• EXERCISE OBJECTIVE: All of the entries must be output exactly as they are.

--- RECORDS SHOWN Enclosed Below ---

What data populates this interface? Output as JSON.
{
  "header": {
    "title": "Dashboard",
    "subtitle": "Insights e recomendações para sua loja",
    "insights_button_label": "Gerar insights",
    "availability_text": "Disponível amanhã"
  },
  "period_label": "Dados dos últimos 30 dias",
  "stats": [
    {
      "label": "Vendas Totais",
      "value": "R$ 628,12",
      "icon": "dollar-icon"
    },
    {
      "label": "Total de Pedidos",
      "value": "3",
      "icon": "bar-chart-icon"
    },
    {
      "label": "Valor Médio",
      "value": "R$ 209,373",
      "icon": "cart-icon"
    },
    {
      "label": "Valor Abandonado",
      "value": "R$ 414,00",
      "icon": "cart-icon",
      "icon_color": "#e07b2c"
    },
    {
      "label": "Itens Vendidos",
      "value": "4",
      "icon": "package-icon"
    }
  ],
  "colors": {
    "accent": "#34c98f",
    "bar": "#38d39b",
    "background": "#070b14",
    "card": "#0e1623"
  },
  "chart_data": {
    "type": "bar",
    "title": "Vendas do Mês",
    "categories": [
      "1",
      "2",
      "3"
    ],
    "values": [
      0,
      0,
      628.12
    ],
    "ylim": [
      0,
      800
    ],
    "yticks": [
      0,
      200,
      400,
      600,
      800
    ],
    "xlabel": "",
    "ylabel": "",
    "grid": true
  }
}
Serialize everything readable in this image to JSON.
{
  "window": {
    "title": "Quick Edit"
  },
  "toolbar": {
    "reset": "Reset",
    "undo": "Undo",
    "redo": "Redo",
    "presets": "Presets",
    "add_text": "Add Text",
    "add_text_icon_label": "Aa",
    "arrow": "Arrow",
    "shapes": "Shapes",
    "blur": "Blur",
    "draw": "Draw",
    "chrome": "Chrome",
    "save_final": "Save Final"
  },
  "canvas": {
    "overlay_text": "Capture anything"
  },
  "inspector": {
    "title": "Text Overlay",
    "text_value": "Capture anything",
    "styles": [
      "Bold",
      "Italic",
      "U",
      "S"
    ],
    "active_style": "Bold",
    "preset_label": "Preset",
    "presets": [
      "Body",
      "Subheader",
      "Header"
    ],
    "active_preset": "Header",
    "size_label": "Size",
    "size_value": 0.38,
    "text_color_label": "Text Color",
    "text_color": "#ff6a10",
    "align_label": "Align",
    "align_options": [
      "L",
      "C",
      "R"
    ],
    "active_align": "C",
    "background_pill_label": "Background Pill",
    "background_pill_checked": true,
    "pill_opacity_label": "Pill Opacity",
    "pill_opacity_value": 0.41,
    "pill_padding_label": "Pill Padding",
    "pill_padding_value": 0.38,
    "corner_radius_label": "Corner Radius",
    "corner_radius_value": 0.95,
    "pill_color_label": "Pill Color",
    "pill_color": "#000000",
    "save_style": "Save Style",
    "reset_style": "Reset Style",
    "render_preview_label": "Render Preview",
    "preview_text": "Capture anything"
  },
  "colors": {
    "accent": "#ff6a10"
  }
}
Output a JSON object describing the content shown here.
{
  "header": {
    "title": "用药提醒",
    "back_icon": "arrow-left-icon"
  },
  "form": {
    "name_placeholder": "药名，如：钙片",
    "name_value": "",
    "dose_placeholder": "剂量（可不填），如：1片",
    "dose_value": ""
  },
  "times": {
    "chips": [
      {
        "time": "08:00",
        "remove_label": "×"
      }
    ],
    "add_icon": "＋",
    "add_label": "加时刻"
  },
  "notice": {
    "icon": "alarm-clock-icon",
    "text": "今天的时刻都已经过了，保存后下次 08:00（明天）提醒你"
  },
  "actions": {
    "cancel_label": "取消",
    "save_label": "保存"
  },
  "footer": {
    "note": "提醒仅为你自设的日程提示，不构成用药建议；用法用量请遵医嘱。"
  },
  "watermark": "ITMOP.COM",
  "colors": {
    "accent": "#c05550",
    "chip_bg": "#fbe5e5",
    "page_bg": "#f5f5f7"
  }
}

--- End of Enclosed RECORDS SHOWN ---

• REPLY:
What data populates this interface? Output as JSON.
{
  "header": {
    "title": "Dashboard",
    "subtitle": "Insights e recomendações para sua loja",
    "insights_button_label": "Gerar insights",
    "availability_text": "Disponível amanhã"
  },
  "period_label": "Dados dos últimos 30 dias",
  "stats": [
    {
      "label": "Vendas Totais",
      "value": "R$ 628,12",
      "icon": "dollar-icon"
    },
    {
      "label": "Total de Pedidos",
      "value": "3",
      "icon": "bar-chart-icon"
    },
    {
      "label": "Valor Médio",
      "value": "R$ 209,373",
      "icon": "cart-icon"
    },
    {
      "label": "Valor Abandonado",
      "value": "R$ 414,00",
      "icon": "cart-icon",
      "icon_color": "#e07b2c"
    },
    {
      "label": "Itens Vendidos",
      "value": "4",
      "icon": "package-icon"
    }
  ],
  "colors": {
    "accent": "#34c98f",
    "bar": "#38d39b",
    "background": "#070b14",
    "card": "#0e1623"
  },
  "chart_data": {
    "type": "bar",
    "title": "Vendas do Mês",
    "categories": [
      "1",
      "2",
      "3"
    ],
    "values": [
      0,
      0,
      628.12
    ],
    "ylim": [
      0,
      800
    ],
    "yticks": [
      0,
      200,
      400,
      600,
      800
    ],
    "xlabel": "",
    "ylabel": "",
    "grid": true
  }
}
Serialize everything readable in this image to JSON.
{
  "window": {
    "title": "Quick Edit"
  },
  "toolbar": {
    "reset": "Reset",
    "undo": "Undo",
    "redo": "Redo",
    "presets": "Presets",
    "add_text": "Add Text",
    "add_text_icon_label": "Aa",
    "arrow": "Arrow",
    "shapes": "Shapes",
    "blur": "Blur",
    "draw": "Draw",
    "chrome": "Chrome",
    "save_final": "Save Final"
  },
  "canvas": {
    "overlay_text": "Capture anything"
  },
  "inspector": {
    "title": "Text Overlay",
    "text_value": "Capture anything",
    "styles": [
      "Bold",
      "Italic",
      "U",
      "S"
    ],
    "active_style": "Bold",
    "preset_label": "Preset",
    "presets": [
      "Body",
      "Subheader",
      "Header"
    ],
    "active_preset": "Header",
    "size_label": "Size",
    "size_value": 0.38,
    "text_color_label": "Text Color",
    "text_color": "#ff6a10",
    "align_label": "Align",
    "align_options": [
      "L",
      "C",
      "R"
    ],
    "active_align": "C",
    "background_pill_label": "Background Pill",
    "background_pill_checked": true,
    "pill_opacity_label": "Pill Opacity",
    "pill_opacity_value": 0.41,
    "pill_padding_label": "Pill Padding",
    "pill_padding_value": 0.38,
    "corner_radius_label": "Corner Radius",
    "corner_radius_value": 0.95,
    "pill_color_label": "Pill Color",
    "pill_color": "#000000",
    "save_style": "Save Style",
    "reset_style": "Reset Style",
    "render_preview_label": "Render Preview",
    "preview_text": "Capture anything"
  },
  "colors": {
    "accent": "#ff6a10"
  }
}
Output a JSON object describing the content shown here.
{
  "header": {
    "title": "用药提醒",
    "back_icon": "arrow-left-icon"
  },
  "form": {
    "name_placeholder": "药名，如：钙片",
    "name_value": "",
    "dose_placeholder": "剂量（可不填），如：1片",
    "dose_value": ""
  },
  "times": {
    "chips": [
      {
        "time": "08:00",
        "remove_label": "×"
      }
    ],
    "add_icon": "＋",
    "add_label": "加时刻"
  },
  "notice": {
    "icon": "alarm-clock-icon",
    "text": "今天的时刻都已经过了，保存后下次 08:00（明天）提醒你"
  },
  "actions": {
    "cancel_label": "取消",
    "save_label": "保存"
  },
  "footer": {
    "note": "提醒仅为你自设的日程提示，不构成用药建议；用法用量请遵医嘱。"
  },
  "watermark": "ITMOP.COM",
  "colors": {
    "accent": "#c05550",
    "chip_bg": "#fbe5e5",
    "page_bg": "#f5f5f7"
  }
}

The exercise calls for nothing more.